To the best of our knowledge, this is the first meta-analysis performed in remdesivir’s EMA-indicated population that incorporates patient-level data from SIMPLE-Moderate. The similar model fits and results across the fixed and random effect models underlines the consistency and robustness of our results. However, the evaluation and synthesis of evidence in a rapidly evolving field is inherently associated with limitations. First, SIMPLE-Severe could not connect to a network in the base case analysis as it compared 5- versus 10-day treatments of remdesivir (with no further control arm)25; however, a scenario analysis where it was included through its historical control did not meaningfully impact the results. Second, the heterogeneity of the included trials may limit the generalizability of the results. For example, SOLIDARITY did not require all patients to have a confirmed infection of COVID-19, and the inclusion of patients was left at the discretion of the enrolling physician; further, the protocol exclusion criteria were ambiguous. For reasons unknown, mortality rates observed in SOLIDARITY’s best supportive care arm were higher than those observed across other studies conducted in a similar time period. Given SOLIDARITY’s large sample size, these limitations may contribute disproportionately to the results of this analysis. Third, this meta-analysis excludes the recent results of the ACTT-347 and the DisCoVeRy trial48, both of which were published after our search. While ACTT-3 showed similar effects to studies included in this meta-analysis of remdesivir alone on mortality rates, DisCoVeRy was a sub-study of SOLIDARITY and the DisCoVeRy trial would have been excluded to avoid potential bias due to double-counting patients. Fourth, across our included trials, the definition of recovery varied and for the purpose of synthesizing our evidence, we assumed discharge to be equivalent to recovery where recovery was not reported as a distinct outcome. Fifth, we assumed that outcomes reported at day 24 were equivalent to those reported at day 28 in the analysis. Sixth, the trials included enrolled patients from across multiple geographic regions with varying definitions of best supportive care that have evolved since the beginning of the pandemic; these differences have likely impacted mortality not only between regions but also over time, as evidence emerges on best supportive care for patients with COVID-19. Seventh, while the data informing this meta-analysis came from RCTs, not all identified studies were at low risk of bias; results should be interpreted within the context of the limitations of the included studies. Finally, the data informing our meta-analysis was identified through a targeted, rather than a systematic, literature review. However, given the constrained nature of the disease area and the ability to extensively validate the included studies using other recently conducted meta-analyses, this is likely not a limitation.

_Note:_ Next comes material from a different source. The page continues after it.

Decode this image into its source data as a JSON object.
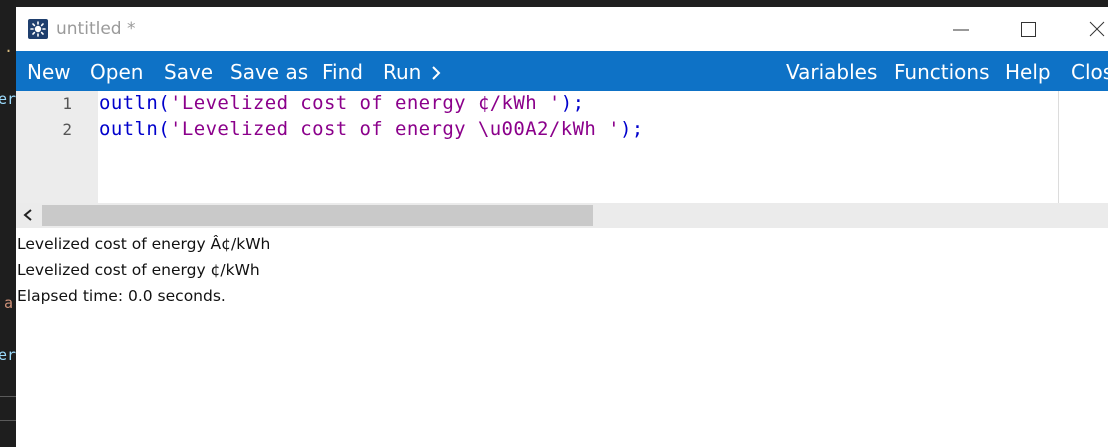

In patients with COVID-19 requiring any or low-flow supplemental oxygen at baseline, based on available RCT evidence, this analysis found that treatment with remdesivir lowered mortality, accelerated recovery and reduced progression to NIV, compared to best supportive care. Future studies exploring both the impact and timing of intervention of antivirals, notably baricitinib, in patients may provide additional data to explain these findings. The results of this study suggest that remdesivir should be considered as part of a multi-faceted care strategy for these patients.